Any serious effort to combat anti-Semitism must begin with understanding the hatred: its sources, symptoms and manifestations. That cannot happen if anti-Jewish prejudice is collapsed into a milquetoast mishmash of all bigotries.
- The Paradox of American Anti-Semitism - Adam Kirsch
The great contradiction of American anti-Semitism is that it is at the same time feeble and deadly. America's acceptance of Jews and Judaism is profound. Last year, the Pew Research Center released a poll in which Americans were asked to rate different religious groups by the warmth of the feelings they inspired. The group that received the friendliest response was Jews.
At the same time, massacres in what should be safe places are no longer surprising in the U.S. If angry, heavily armed men can commit mass murder in kindergartens, high schools, movie theaters and nightclubs - as well as a black church in South Carolina and a Sikh temple in Wisconsin - there is no reason to think that a synagogue would be immune.
Meanwhile, the ADL reports that in 2017, anti-Semitic assaults actually decreased by almost half, to just 19 in the whole country. The number of threats made to Jewish institutions jumped dramatically over the year before, but almost the entire increase is owed to a single Israeli teenager who phoned bomb threats to dozens of American Jewish schools and community centers.
(Wall Street Journal)
- Australian Prime Minister Scott Morrison's decision to review support for the Iran nuclear deal should be welcomed. U.S. President Trump has made action to thwart Iran's nuclear and hegemonic ambitions a top U.S. foreign policy priority.
- A change in Australia's view on the Iran deal would be welcomed by Sunni Arab states - from Egypt, to Saudi Arabia to the Gulf States to Morocco - all whom view Iran as their most serious regional threat. Australian trade with these countries dwarfs that with Iran.
- The flaws in the deal include sunset provisions that expire in 10 to 15 years, as well as enabling Iran to continue working on advanced centrifuges, and testing ballistic missiles which could carry nuclear weapons.
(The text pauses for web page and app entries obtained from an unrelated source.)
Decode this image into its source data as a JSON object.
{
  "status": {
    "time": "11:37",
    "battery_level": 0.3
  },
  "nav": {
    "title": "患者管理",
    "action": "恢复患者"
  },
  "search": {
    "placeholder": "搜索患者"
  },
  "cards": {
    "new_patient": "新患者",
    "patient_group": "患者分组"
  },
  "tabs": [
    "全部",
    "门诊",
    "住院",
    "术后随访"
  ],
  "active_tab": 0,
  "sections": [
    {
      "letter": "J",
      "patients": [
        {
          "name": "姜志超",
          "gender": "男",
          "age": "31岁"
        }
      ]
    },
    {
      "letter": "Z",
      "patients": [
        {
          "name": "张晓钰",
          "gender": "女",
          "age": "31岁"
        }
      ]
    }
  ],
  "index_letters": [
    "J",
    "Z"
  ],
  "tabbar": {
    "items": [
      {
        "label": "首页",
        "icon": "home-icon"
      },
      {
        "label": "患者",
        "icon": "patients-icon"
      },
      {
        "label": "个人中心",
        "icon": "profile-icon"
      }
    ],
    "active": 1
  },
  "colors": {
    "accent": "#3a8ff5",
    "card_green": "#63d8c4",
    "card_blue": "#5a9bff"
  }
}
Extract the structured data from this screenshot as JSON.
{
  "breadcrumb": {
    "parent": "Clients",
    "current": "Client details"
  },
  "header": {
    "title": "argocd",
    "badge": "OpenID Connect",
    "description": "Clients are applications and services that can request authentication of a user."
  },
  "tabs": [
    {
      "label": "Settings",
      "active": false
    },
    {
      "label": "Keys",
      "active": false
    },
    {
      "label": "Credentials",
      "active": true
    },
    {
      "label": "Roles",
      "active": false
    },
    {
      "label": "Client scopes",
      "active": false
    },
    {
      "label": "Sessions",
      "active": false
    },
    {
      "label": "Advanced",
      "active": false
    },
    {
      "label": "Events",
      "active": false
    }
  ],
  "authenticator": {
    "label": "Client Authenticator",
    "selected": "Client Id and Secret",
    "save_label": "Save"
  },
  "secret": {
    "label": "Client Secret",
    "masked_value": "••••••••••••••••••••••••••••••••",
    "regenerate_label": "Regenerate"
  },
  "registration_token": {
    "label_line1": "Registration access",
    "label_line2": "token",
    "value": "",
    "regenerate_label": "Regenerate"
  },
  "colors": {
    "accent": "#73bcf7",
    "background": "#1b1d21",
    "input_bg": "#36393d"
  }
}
As a country committed to nuclear non-proliferation, we should question the deal if it does not prevent Iran from gaining nuclear weapons.
- In evaluating which position on Iran best serves Australia's national interest, reinforcing the commendable efforts of the U.S. to stop Iran's drive towards nuclear weapons and its rogue behavior would surely rate as a major consideration.
The writer is Executive Director of the Australia/Israel & Jewish Affairs Council (AIJAC).